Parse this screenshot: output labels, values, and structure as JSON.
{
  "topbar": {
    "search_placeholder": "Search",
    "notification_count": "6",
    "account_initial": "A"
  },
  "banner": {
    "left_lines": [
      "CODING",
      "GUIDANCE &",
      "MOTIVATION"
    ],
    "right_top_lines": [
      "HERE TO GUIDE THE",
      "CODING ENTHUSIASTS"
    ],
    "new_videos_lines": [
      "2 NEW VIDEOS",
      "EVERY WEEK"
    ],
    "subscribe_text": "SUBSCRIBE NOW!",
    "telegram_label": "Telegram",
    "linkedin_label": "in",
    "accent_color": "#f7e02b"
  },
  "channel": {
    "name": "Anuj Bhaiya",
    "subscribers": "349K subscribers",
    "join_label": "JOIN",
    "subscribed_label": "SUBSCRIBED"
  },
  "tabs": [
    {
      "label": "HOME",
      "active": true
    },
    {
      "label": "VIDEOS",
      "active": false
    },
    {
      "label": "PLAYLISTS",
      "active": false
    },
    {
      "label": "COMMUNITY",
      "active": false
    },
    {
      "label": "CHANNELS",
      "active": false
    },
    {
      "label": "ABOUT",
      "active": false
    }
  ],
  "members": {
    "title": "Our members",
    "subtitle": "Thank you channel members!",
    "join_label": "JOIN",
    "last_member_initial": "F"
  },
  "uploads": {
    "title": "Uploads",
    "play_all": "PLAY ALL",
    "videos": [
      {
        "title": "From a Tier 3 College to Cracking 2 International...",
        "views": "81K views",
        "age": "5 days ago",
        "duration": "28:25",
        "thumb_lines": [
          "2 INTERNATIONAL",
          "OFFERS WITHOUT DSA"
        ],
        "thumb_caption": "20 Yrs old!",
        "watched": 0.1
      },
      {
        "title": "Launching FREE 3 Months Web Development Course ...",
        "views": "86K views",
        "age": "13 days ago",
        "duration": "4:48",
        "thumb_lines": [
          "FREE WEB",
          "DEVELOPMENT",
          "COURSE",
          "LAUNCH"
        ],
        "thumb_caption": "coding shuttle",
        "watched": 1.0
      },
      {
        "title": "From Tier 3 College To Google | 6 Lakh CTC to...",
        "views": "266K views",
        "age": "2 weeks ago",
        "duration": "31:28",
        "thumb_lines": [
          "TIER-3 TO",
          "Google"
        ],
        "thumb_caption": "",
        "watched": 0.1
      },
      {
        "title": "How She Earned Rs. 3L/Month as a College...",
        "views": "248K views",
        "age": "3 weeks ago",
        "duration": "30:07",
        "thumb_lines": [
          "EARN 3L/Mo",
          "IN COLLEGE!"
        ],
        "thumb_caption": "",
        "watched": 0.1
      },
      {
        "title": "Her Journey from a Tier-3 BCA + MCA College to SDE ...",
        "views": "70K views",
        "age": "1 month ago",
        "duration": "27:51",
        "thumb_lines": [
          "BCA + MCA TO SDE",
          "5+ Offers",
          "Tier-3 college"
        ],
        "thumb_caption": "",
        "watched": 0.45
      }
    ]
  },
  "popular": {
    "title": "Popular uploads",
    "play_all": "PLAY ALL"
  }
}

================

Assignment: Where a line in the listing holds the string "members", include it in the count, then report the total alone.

Reply: 3